So far, it has distributed a mere 90 million vaccines. While densely populated lower-income countries act as incubators for new and more dangerous strains of the coronavirus, some of the poorest countries have vaccinated less than one per cent of their populations, according to estimates from Gavi, a global vaccine alliance that runs the scheme with the WHO.

The overhaul is meant to reduce COVAX’s financial risks, increase its focus on the countries most in need and reduce the participation of richer countries as both donors and recipients, according to a paper prepared by Gavi. The document is expected to be adopted at a Gavi board meeting today (Thursday). “The suggestion is, subject to Board approval, to focus COVAX’s procurement efforts on all SFPs (self-financing participants) that will continue to need the facility, in such a way that enables simplified operations and reduced financial risks, based on the lessons learned over the past year,” a spokeswoman for Gavi said.

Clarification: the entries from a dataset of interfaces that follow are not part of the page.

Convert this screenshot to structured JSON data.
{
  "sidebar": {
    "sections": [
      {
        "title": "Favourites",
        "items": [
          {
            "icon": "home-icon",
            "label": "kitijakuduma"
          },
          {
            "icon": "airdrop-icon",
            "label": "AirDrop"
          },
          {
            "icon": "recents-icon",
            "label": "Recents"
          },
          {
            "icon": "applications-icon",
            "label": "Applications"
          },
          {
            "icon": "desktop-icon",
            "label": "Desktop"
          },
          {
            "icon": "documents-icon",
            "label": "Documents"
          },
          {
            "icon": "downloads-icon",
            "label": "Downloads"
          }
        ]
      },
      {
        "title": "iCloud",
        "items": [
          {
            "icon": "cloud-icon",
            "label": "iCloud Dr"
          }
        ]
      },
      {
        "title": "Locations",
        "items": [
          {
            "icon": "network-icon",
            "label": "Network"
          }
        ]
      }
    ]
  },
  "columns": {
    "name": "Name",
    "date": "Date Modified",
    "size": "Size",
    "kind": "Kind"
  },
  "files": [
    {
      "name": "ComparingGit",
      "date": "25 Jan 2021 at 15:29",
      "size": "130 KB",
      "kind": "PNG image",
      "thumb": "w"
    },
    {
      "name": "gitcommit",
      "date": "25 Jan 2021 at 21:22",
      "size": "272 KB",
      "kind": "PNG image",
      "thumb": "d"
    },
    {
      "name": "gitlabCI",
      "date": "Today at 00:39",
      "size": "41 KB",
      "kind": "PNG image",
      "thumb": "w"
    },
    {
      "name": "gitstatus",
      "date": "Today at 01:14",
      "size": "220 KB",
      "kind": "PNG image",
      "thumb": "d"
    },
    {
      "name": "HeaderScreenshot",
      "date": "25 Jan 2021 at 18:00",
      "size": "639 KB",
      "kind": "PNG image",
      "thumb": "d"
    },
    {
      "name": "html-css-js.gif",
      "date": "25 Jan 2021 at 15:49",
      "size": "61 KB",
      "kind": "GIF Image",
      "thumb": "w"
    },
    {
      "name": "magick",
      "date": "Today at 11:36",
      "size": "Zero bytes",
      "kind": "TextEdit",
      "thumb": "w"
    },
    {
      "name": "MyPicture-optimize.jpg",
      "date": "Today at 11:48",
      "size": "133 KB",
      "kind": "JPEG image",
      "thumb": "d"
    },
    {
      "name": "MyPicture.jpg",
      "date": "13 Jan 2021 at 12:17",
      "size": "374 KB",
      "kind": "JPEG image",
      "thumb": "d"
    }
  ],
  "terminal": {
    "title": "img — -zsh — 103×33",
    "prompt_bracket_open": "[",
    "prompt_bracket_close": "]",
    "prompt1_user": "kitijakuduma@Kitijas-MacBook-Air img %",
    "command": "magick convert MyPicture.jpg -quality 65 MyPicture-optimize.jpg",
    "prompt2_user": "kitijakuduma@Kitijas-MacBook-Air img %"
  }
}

The WHO had no immediate comment, but usually lets Gavi speak about COVAX on its behalf.

Wealthy countries have generally preferred to use their financial clout to buy their own vaccines direct from the manufacturers.

And despite pleas from the WHO to share any surplus vaccines via its programme, the United States, Japan and the European Union have all outlined plans to donate to countries directly, as well as to COVAX.

By prioritising their own diplomatic and commercial interests, wealthy nations have in effect wrecked COVAX’s ambition to take overall charge of the global fight against the pandemic.

“The fact that Gavi’s board is now reviewing the way in which wealthier countries can continue to participate in the facility is in part a recognition that the set-up does not work,” said Kate Elder, senior policy adviser at the medical aid group Medecins Sans Frontieres.

About 190 countries are currently COVAX members, but one-third do not use its vaccines and only about 40 have launched their vaccination drives with jabs from COVAX, the Gavi document says.

In a separate internal document, Gavi estimates that membership may shrink to 120-130 next year.

Many rich nations are expected to step aside voluntarily, but the planned policy change will also make it costlier for middle-income countries to take part.